Website and app data records
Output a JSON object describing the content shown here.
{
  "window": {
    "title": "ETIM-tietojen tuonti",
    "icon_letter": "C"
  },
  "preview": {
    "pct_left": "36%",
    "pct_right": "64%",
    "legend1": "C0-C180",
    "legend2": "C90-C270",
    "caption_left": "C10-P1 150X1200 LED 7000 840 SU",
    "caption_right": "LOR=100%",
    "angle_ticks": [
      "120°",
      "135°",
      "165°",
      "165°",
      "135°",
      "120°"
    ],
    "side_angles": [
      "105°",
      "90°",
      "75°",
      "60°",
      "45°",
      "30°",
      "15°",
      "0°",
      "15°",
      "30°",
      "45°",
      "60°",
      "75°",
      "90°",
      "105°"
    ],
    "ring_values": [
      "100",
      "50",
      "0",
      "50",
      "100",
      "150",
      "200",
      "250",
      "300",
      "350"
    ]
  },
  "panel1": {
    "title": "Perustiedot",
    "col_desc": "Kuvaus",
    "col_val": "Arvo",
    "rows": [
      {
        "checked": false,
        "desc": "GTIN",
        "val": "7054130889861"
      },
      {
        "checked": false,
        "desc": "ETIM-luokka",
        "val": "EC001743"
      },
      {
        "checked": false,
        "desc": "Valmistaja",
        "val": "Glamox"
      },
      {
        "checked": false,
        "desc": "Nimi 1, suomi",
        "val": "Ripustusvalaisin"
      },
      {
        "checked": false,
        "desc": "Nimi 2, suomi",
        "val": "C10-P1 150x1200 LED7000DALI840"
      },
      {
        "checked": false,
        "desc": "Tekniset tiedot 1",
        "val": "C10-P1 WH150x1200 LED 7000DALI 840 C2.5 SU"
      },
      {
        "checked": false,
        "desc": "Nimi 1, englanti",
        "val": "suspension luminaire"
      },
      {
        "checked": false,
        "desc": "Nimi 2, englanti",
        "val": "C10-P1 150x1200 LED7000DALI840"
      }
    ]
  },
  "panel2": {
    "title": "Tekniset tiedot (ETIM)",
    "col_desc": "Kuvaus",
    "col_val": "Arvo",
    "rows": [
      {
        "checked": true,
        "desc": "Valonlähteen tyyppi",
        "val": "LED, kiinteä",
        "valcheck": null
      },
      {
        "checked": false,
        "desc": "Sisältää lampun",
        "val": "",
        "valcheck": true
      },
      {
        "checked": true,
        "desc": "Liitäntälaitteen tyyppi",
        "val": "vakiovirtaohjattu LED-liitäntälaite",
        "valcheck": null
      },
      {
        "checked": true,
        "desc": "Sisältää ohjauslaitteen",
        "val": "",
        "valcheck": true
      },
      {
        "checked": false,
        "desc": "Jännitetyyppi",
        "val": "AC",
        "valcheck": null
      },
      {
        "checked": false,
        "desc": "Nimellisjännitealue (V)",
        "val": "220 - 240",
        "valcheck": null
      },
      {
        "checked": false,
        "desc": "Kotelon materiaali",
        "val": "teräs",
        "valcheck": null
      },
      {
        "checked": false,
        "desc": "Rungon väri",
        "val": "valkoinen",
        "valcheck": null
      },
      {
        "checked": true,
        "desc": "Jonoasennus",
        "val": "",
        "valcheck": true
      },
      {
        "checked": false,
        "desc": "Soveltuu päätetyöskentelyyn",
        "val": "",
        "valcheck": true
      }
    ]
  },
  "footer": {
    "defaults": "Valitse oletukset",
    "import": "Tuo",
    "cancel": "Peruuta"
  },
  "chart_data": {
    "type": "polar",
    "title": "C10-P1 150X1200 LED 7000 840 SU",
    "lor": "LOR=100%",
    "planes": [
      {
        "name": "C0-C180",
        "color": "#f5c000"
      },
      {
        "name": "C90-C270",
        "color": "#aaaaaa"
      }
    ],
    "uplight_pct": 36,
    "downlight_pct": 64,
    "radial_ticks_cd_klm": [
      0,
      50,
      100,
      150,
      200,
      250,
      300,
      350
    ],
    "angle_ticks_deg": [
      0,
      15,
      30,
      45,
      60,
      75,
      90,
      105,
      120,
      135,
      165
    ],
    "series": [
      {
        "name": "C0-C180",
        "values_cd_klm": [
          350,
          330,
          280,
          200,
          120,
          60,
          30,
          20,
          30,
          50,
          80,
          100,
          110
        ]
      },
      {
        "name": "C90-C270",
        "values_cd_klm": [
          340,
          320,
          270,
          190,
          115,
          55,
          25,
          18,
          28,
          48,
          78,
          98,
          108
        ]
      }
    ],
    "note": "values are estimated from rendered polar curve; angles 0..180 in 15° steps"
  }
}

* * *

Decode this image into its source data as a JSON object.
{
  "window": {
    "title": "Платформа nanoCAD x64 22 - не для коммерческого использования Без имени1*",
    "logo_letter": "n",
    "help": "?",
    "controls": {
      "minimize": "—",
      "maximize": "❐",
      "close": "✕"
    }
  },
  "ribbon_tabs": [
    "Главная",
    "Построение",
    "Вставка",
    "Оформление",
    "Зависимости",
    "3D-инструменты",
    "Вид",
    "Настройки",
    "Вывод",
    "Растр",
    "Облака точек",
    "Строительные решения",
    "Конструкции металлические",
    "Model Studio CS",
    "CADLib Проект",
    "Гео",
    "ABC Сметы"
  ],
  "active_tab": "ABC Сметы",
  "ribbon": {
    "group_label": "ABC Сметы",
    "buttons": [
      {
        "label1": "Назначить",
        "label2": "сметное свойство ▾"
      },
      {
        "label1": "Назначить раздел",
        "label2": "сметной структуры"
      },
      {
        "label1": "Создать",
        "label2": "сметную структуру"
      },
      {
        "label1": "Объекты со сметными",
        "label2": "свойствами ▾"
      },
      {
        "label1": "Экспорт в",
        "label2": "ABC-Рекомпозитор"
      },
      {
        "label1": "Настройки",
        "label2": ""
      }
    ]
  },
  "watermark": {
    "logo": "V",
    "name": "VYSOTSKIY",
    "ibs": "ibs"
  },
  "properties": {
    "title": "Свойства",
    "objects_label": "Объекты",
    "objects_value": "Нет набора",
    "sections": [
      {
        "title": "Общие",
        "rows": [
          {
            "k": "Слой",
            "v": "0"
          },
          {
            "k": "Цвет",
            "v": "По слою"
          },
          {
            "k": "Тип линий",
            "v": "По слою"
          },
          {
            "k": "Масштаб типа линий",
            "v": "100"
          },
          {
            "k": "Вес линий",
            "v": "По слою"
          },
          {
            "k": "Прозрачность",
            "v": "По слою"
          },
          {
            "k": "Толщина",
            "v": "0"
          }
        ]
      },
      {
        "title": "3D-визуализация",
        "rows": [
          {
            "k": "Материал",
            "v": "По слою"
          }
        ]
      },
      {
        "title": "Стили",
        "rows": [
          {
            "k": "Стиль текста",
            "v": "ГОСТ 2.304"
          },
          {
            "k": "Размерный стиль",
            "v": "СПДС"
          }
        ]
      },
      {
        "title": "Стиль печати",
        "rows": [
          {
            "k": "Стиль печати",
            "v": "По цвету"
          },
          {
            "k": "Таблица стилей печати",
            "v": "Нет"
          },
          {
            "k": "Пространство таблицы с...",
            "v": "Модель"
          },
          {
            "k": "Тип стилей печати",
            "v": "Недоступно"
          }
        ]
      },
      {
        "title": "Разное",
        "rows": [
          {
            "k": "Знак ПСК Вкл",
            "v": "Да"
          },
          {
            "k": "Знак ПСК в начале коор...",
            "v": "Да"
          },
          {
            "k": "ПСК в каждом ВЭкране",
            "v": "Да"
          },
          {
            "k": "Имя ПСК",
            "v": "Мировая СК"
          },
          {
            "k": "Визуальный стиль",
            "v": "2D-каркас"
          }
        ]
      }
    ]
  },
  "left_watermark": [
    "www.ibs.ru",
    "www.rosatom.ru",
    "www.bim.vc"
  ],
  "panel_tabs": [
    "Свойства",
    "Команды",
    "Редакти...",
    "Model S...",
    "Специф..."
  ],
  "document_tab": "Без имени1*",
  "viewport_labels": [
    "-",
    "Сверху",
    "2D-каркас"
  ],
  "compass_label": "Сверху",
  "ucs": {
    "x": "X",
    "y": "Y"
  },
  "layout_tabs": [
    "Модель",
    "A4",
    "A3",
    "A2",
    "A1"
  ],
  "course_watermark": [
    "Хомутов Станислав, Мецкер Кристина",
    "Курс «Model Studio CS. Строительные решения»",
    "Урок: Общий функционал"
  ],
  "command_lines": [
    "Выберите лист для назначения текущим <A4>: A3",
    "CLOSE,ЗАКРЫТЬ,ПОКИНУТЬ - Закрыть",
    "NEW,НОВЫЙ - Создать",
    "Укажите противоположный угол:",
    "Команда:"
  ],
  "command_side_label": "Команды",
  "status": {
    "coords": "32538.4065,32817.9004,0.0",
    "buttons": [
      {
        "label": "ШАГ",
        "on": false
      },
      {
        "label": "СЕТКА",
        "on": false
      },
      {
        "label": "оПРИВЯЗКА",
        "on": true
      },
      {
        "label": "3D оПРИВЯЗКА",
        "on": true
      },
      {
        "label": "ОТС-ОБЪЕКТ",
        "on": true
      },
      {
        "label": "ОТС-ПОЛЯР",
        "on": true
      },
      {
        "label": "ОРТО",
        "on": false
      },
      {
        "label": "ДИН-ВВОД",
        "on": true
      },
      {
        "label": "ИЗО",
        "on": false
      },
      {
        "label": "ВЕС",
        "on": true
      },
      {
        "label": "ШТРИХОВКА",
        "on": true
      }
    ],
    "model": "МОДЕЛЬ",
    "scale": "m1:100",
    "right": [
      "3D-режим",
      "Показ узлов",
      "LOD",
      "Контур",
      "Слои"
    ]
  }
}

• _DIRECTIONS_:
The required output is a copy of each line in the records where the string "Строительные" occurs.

• _EXPECTED ANSWER_:
    "Строительные решения",
    "Курс «Model Studio CS. Строительные решения»",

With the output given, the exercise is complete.